They arrived once a season on a schedule of their own making, that’s what the locals said, anyway.
The townspeople weren’t sure where the women came from, but they trickled in over the course of the appointed day. The shrieks of laughter and the growling of grievances stored in other places but unpacked here reached a fever pitch by the time the sixth one arrived.
They brought food for their feasts and for their offerings. They brought tea, and coffee and wine to sustain them.
They devoted themselves to the rituals, to the rhythm of work and play, giving each its due.
And when their labours were done, and the moon was high, they built a fire.
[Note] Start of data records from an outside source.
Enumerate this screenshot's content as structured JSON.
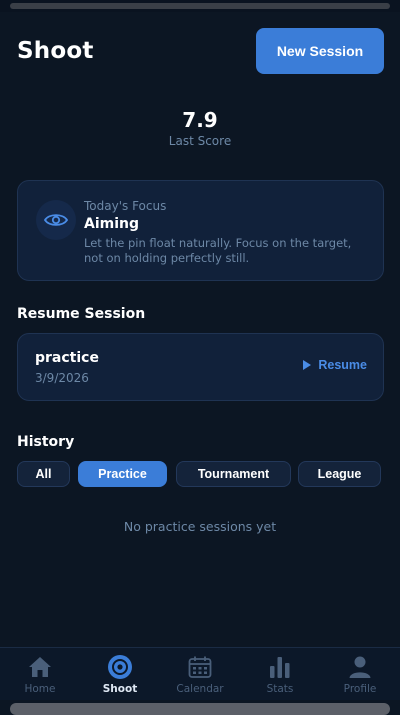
{
  "header": {
    "title": "Shoot",
    "new_session_label": "New Session"
  },
  "score": {
    "value": "7.9",
    "label": "Last Score"
  },
  "focus": {
    "kicker": "Today's Focus",
    "title": "Aiming",
    "description": "Let the pin float naturally. Focus on the target, not on holding perfectly still.",
    "icon": "eye-icon"
  },
  "resume": {
    "section_title": "Resume Session",
    "session_name": "practice",
    "session_date": "3/9/2026",
    "action_label": "Resume"
  },
  "history": {
    "section_title": "History",
    "filters": [
      {
        "label": "All",
        "active": false
      },
      {
        "label": "Practice",
        "active": true
      },
      {
        "label": "Tournament",
        "active": false
      },
      {
        "label": "League",
        "active": false
      }
    ],
    "empty_message": "No practice sessions yet"
  },
  "tabbar": {
    "items": [
      {
        "label": "Home",
        "icon": "home-icon",
        "active": false
      },
      {
        "label": "Shoot",
        "icon": "target-icon",
        "active": true
      },
      {
        "label": "Calendar",
        "icon": "calendar-icon",
        "active": false
      },
      {
        "label": "Stats",
        "icon": "bar-chart-icon",
        "active": false
      },
      {
        "label": "Profile",
        "icon": "person-icon",
        "active": false
      }
    ]
  },
  "colors": {
    "accent": "#3b7dd8",
    "background": "#0c1623",
    "card": "#11213a",
    "muted": "#6d88a6",
    "link": "#4a8ce6"
  }
}
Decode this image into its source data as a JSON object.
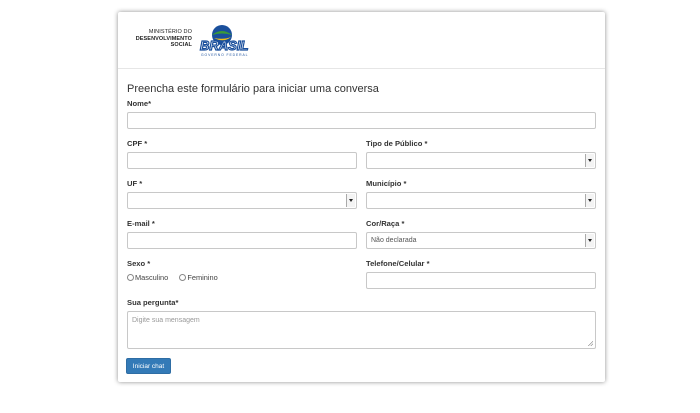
{
  "header": {
    "ministry_line1": "MINISTÉRIO DO",
    "ministry_line2": "DESENVOLVIMENTO",
    "ministry_line3": "SOCIAL",
    "logo_text": "BRASIL",
    "logo_subtext": "GOVERNO FEDERAL"
  },
  "form": {
    "title": "Preencha este formulário para iniciar uma conversa",
    "nome_label": "Nome*",
    "cpf_label": "CPF *",
    "tipo_publico_label": "Tipo de Público *",
    "uf_label": "UF *",
    "municipio_label": "Município *",
    "email_label": "E-mail *",
    "cor_raca_label": "Cor/Raça *",
    "cor_raca_value": "Não declarada",
    "sexo_label": "Sexo *",
    "sexo_options": [
      "Masculino",
      "Feminino"
    ],
    "telefone_label": "Telefone/Celular *",
    "pergunta_label": "Sua pergunta*",
    "pergunta_placeholder": "Digite sua mensagem",
    "submit_label": "Iniciar chat"
  },
  "colors": {
    "button_bg": "#337ab7",
    "logo_blue": "#1a4f9c",
    "logo_green": "#3a9a3a",
    "logo_yellow": "#f3c21a"
  }
}
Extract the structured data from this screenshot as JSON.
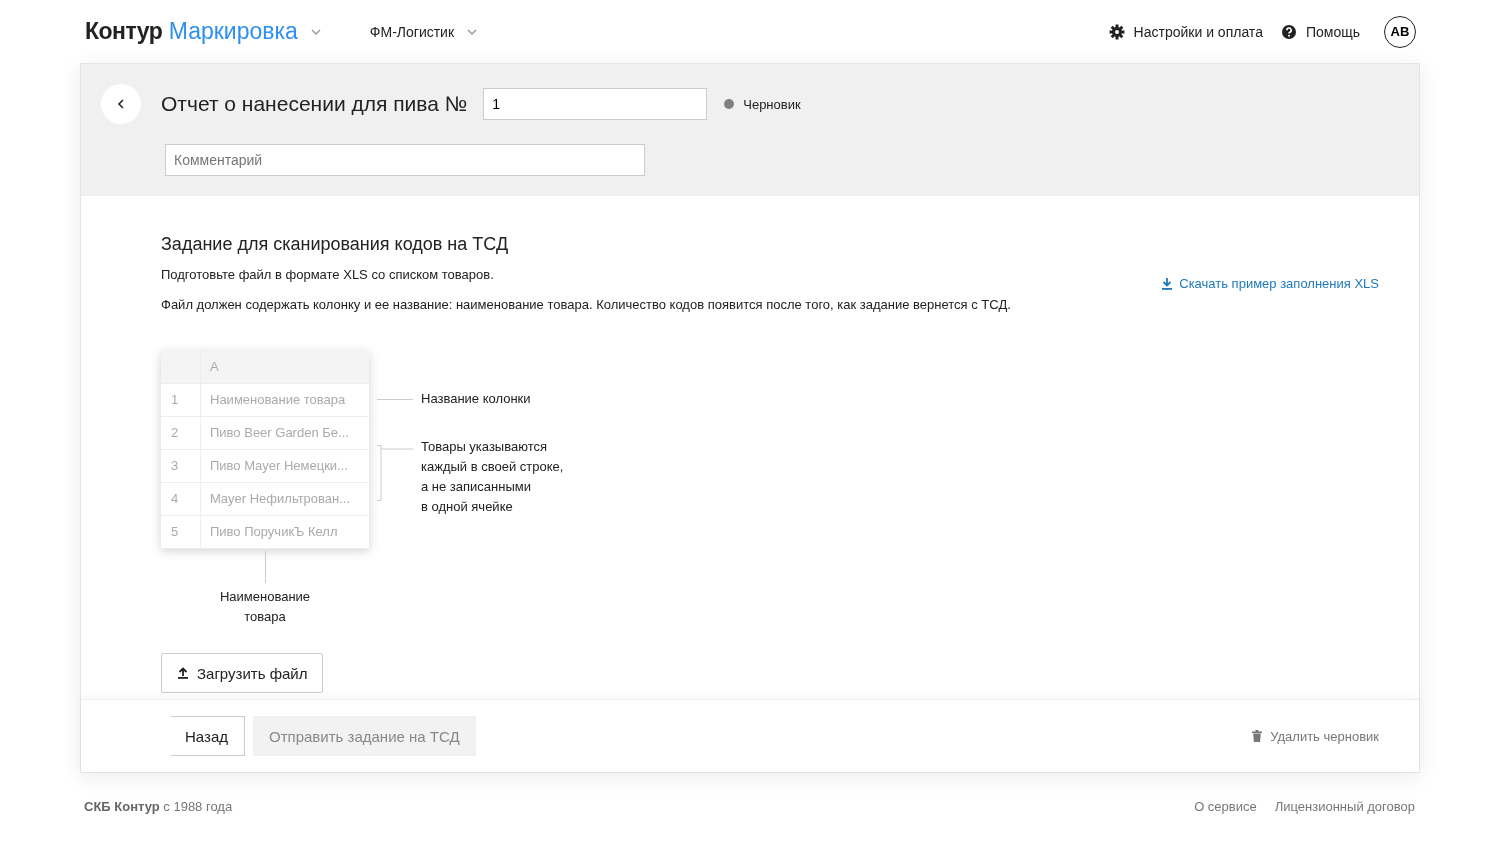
{
  "header": {
    "brand": "Контур",
    "product": "Маркировка",
    "org": "ФМ-Логистик",
    "settings": "Настройки и оплата",
    "help": "Помощь",
    "avatar": "АВ"
  },
  "document": {
    "title": "Отчет о нанесении для пива №",
    "number": "1",
    "status": "Черновик",
    "comment_placeholder": "Комментарий"
  },
  "task": {
    "heading": "Задание для сканирования кодов на ТСД",
    "lines": [
      "Подготовьте файл в формате XLS со списком товаров.",
      "Файл должен содержать колонку и ее название: наименование товара. Количество кодов появится после того, как задание вернется с ТСД."
    ],
    "download_link": "Скачать пример заполнения XLS"
  },
  "example": {
    "column": "A",
    "rows": [
      {
        "num": "1",
        "value": "Наименование товара"
      },
      {
        "num": "2",
        "value": "Пиво Beer Garden Бе..."
      },
      {
        "num": "3",
        "value": "Пиво Mayer Немецки..."
      },
      {
        "num": "4",
        "value": "Mayer Нефильтрован..."
      },
      {
        "num": "5",
        "value": "Пиво ПоручикЪ Келл"
      }
    ],
    "note_header": "Название колонки",
    "note_rows": "Товары указываются\nкаждый в своей строке,\nа не записанными\nв одной ячейке",
    "note_column": "Наименование\nтовара"
  },
  "upload_button": "Загрузить файл",
  "actions": [
    {
      "label": "Назад",
      "kind": "back",
      "disabled": false
    },
    {
      "label": "Отправить задание на ТСД",
      "kind": "primary",
      "disabled": true
    }
  ],
  "delete_link": "Удалить черновик",
  "footer": {
    "copyright": "**СКБ Контур** с 1988 года",
    "links": [
      "О сервисе",
      "Лицензионный договор"
    ]
  }
}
Sitting around it, their faces studies of light and shadow, the strands of their connections were visible to those who chose to see.
Some swore they had heard the women howling at the moon one clear cold night.
There were those who swore the visitors were witches.
And perhaps they were.